* [DIRECTIONS]: Scan the entries below for lines holding "label". Give the number of such lines alone.

......

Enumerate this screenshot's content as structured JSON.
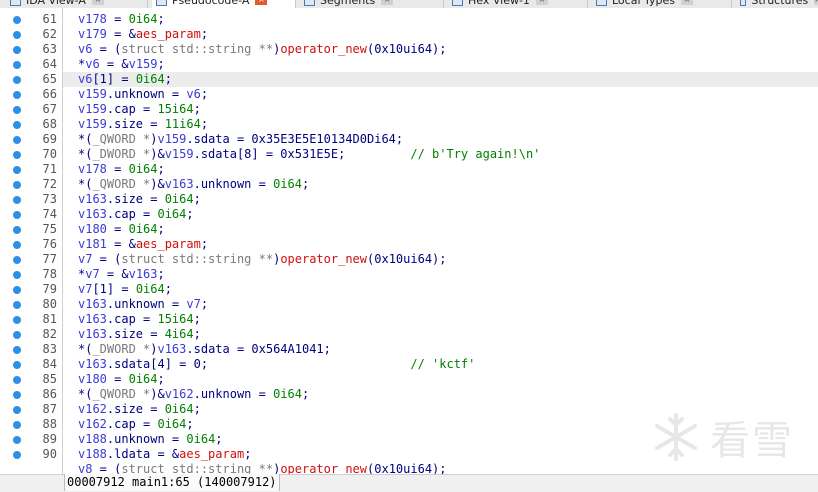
{
  "tabs": [
    {
      "label": "IDA View-A"
    },
    {
      "label": "Pseudocode-A",
      "active": true
    },
    {
      "label": "Segments"
    },
    {
      "label": "Hex View-1"
    },
    {
      "label": "Local Types"
    },
    {
      "label": "Structures"
    }
  ],
  "highlighted_line": "65",
  "lines": [
    {
      "num": "61",
      "tokens": [
        [
          "var",
          "v178"
        ],
        [
          "plain",
          " = "
        ],
        [
          "num",
          "0i64"
        ],
        [
          "plain",
          ";"
        ]
      ]
    },
    {
      "num": "62",
      "tokens": [
        [
          "var",
          "v179"
        ],
        [
          "plain",
          " = &"
        ],
        [
          "red",
          "aes_param"
        ],
        [
          "plain",
          ";"
        ]
      ]
    },
    {
      "num": "63",
      "tokens": [
        [
          "var",
          "v6"
        ],
        [
          "plain",
          " = ("
        ],
        [
          "kw",
          "struct std::string **"
        ],
        [
          "plain",
          ")"
        ],
        [
          "red",
          "operator_new"
        ],
        [
          "plain",
          "(0x10ui64);"
        ]
      ]
    },
    {
      "num": "64",
      "tokens": [
        [
          "plain",
          "*"
        ],
        [
          "var",
          "v6"
        ],
        [
          "plain",
          " = &"
        ],
        [
          "var",
          "v159"
        ],
        [
          "plain",
          ";"
        ]
      ]
    },
    {
      "num": "65",
      "tokens": [
        [
          "var",
          "v6"
        ],
        [
          "plain",
          "[1] = "
        ],
        [
          "num",
          "0i64"
        ],
        [
          "plain",
          ";"
        ]
      ]
    },
    {
      "num": "66",
      "tokens": [
        [
          "var",
          "v159"
        ],
        [
          "plain",
          ".unknown = "
        ],
        [
          "var",
          "v6"
        ],
        [
          "plain",
          ";"
        ]
      ]
    },
    {
      "num": "67",
      "tokens": [
        [
          "var",
          "v159"
        ],
        [
          "plain",
          ".cap = "
        ],
        [
          "num",
          "15i64"
        ],
        [
          "plain",
          ";"
        ]
      ]
    },
    {
      "num": "68",
      "tokens": [
        [
          "var",
          "v159"
        ],
        [
          "plain",
          ".size = "
        ],
        [
          "num",
          "11i64"
        ],
        [
          "plain",
          ";"
        ]
      ]
    },
    {
      "num": "69",
      "tokens": [
        [
          "plain",
          "*("
        ],
        [
          "kw",
          "_QWORD *"
        ],
        [
          "plain",
          ")"
        ],
        [
          "var",
          "v159"
        ],
        [
          "plain",
          ".sdata = 0x35E3E5E10134D0Di64;"
        ]
      ]
    },
    {
      "num": "70",
      "tokens": [
        [
          "plain",
          "*("
        ],
        [
          "kw",
          "_DWORD *"
        ],
        [
          "plain",
          ")&"
        ],
        [
          "var",
          "v159"
        ],
        [
          "plain",
          ".sdata[8] = 0x531E5E;         "
        ],
        [
          "cmt",
          "// b'Try again!\\n'"
        ]
      ]
    },
    {
      "num": "71",
      "tokens": [
        [
          "var",
          "v178"
        ],
        [
          "plain",
          " = "
        ],
        [
          "num",
          "0i64"
        ],
        [
          "plain",
          ";"
        ]
      ]
    },
    {
      "num": "72",
      "tokens": [
        [
          "plain",
          "*("
        ],
        [
          "kw",
          "_QWORD *"
        ],
        [
          "plain",
          ")&"
        ],
        [
          "var",
          "v163"
        ],
        [
          "plain",
          ".unknown = "
        ],
        [
          "num",
          "0i64"
        ],
        [
          "plain",
          ";"
        ]
      ]
    },
    {
      "num": "73",
      "tokens": [
        [
          "var",
          "v163"
        ],
        [
          "plain",
          ".size = "
        ],
        [
          "num",
          "0i64"
        ],
        [
          "plain",
          ";"
        ]
      ]
    },
    {
      "num": "74",
      "tokens": [
        [
          "var",
          "v163"
        ],
        [
          "plain",
          ".cap = "
        ],
        [
          "num",
          "0i64"
        ],
        [
          "plain",
          ";"
        ]
      ]
    },
    {
      "num": "75",
      "tokens": [
        [
          "var",
          "v180"
        ],
        [
          "plain",
          " = "
        ],
        [
          "num",
          "0i64"
        ],
        [
          "plain",
          ";"
        ]
      ]
    },
    {
      "num": "76",
      "tokens": [
        [
          "var",
          "v181"
        ],
        [
          "plain",
          " = &"
        ],
        [
          "red",
          "aes_param"
        ],
        [
          "plain",
          ";"
        ]
      ]
    },
    {
      "num": "77",
      "tokens": [
        [
          "var",
          "v7"
        ],
        [
          "plain",
          " = ("
        ],
        [
          "kw",
          "struct std::string **"
        ],
        [
          "plain",
          ")"
        ],
        [
          "red",
          "operator_new"
        ],
        [
          "plain",
          "(0x10ui64);"
        ]
      ]
    },
    {
      "num": "78",
      "tokens": [
        [
          "plain",
          "*"
        ],
        [
          "var",
          "v7"
        ],
        [
          "plain",
          " = &"
        ],
        [
          "var",
          "v163"
        ],
        [
          "plain",
          ";"
        ]
      ]
    },
    {
      "num": "79",
      "tokens": [
        [
          "var",
          "v7"
        ],
        [
          "plain",
          "[1] = "
        ],
        [
          "num",
          "0i64"
        ],
        [
          "plain",
          ";"
        ]
      ]
    },
    {
      "num": "80",
      "tokens": [
        [
          "var",
          "v163"
        ],
        [
          "plain",
          ".unknown = "
        ],
        [
          "var",
          "v7"
        ],
        [
          "plain",
          ";"
        ]
      ]
    },
    {
      "num": "81",
      "tokens": [
        [
          "var",
          "v163"
        ],
        [
          "plain",
          ".cap = "
        ],
        [
          "num",
          "15i64"
        ],
        [
          "plain",
          ";"
        ]
      ]
    },
    {
      "num": "82",
      "tokens": [
        [
          "var",
          "v163"
        ],
        [
          "plain",
          ".size = "
        ],
        [
          "num",
          "4i64"
        ],
        [
          "plain",
          ";"
        ]
      ]
    },
    {
      "num": "83",
      "tokens": [
        [
          "plain",
          "*("
        ],
        [
          "kw",
          "_DWORD *"
        ],
        [
          "plain",
          ")"
        ],
        [
          "var",
          "v163"
        ],
        [
          "plain",
          ".sdata = 0x564A1041;"
        ]
      ]
    },
    {
      "num": "84",
      "tokens": [
        [
          "var",
          "v163"
        ],
        [
          "plain",
          ".sdata[4] = 0;                            "
        ],
        [
          "cmt",
          "// 'kctf'"
        ]
      ]
    },
    {
      "num": "85",
      "tokens": [
        [
          "var",
          "v180"
        ],
        [
          "plain",
          " = "
        ],
        [
          "num",
          "0i64"
        ],
        [
          "plain",
          ";"
        ]
      ]
    },
    {
      "num": "86",
      "tokens": [
        [
          "plain",
          "*("
        ],
        [
          "kw",
          "_QWORD *"
        ],
        [
          "plain",
          ")&"
        ],
        [
          "var",
          "v162"
        ],
        [
          "plain",
          ".unknown = "
        ],
        [
          "num",
          "0i64"
        ],
        [
          "plain",
          ";"
        ]
      ]
    },
    {
      "num": "87",
      "tokens": [
        [
          "var",
          "v162"
        ],
        [
          "plain",
          ".size = "
        ],
        [
          "num",
          "0i64"
        ],
        [
          "plain",
          ";"
        ]
      ]
    },
    {
      "num": "88",
      "tokens": [
        [
          "var",
          "v162"
        ],
        [
          "plain",
          ".cap = "
        ],
        [
          "num",
          "0i64"
        ],
        [
          "plain",
          ";"
        ]
      ]
    },
    {
      "num": "89",
      "tokens": [
        [
          "var",
          "v188"
        ],
        [
          "plain",
          ".unknown = "
        ],
        [
          "num",
          "0i64"
        ],
        [
          "plain",
          ";"
        ]
      ]
    },
    {
      "num": "90",
      "tokens": [
        [
          "var",
          "v188"
        ],
        [
          "plain",
          ".ldata = &"
        ],
        [
          "red",
          "aes_param"
        ],
        [
          "plain",
          ";"
        ]
      ]
    },
    {
      "num": "",
      "tokens": [
        [
          "var",
          "v8"
        ],
        [
          "plain",
          " = ("
        ],
        [
          "kw",
          "struct std::string **"
        ],
        [
          "plain",
          ")"
        ],
        [
          "red",
          "operator_new"
        ],
        [
          "plain",
          "(0x10ui64);"
        ]
      ]
    }
  ],
  "status": {
    "text": "00007912 main1:65 (140007912)"
  },
  "watermark": {
    "text": "看雪"
  },
  "colors": {
    "breakpoint_dot": "#2f8fe6",
    "active_tab_close": "#e05a2a"
  }
}
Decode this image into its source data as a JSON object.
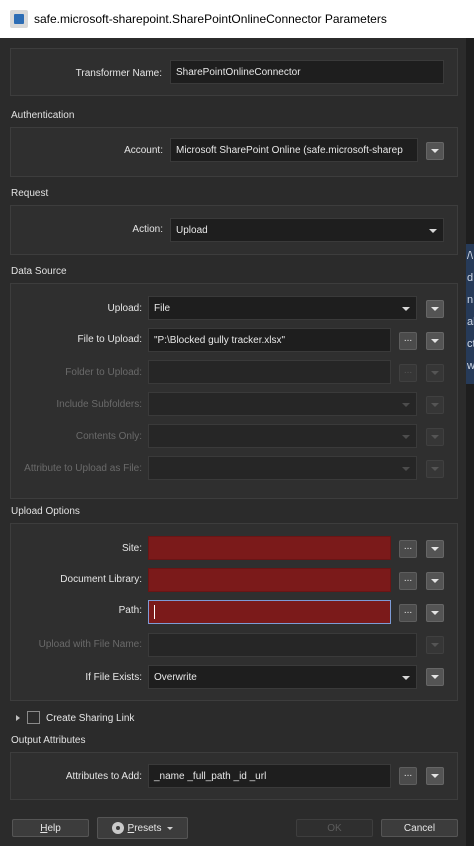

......

* [WRITTEN SOLUTION]: 6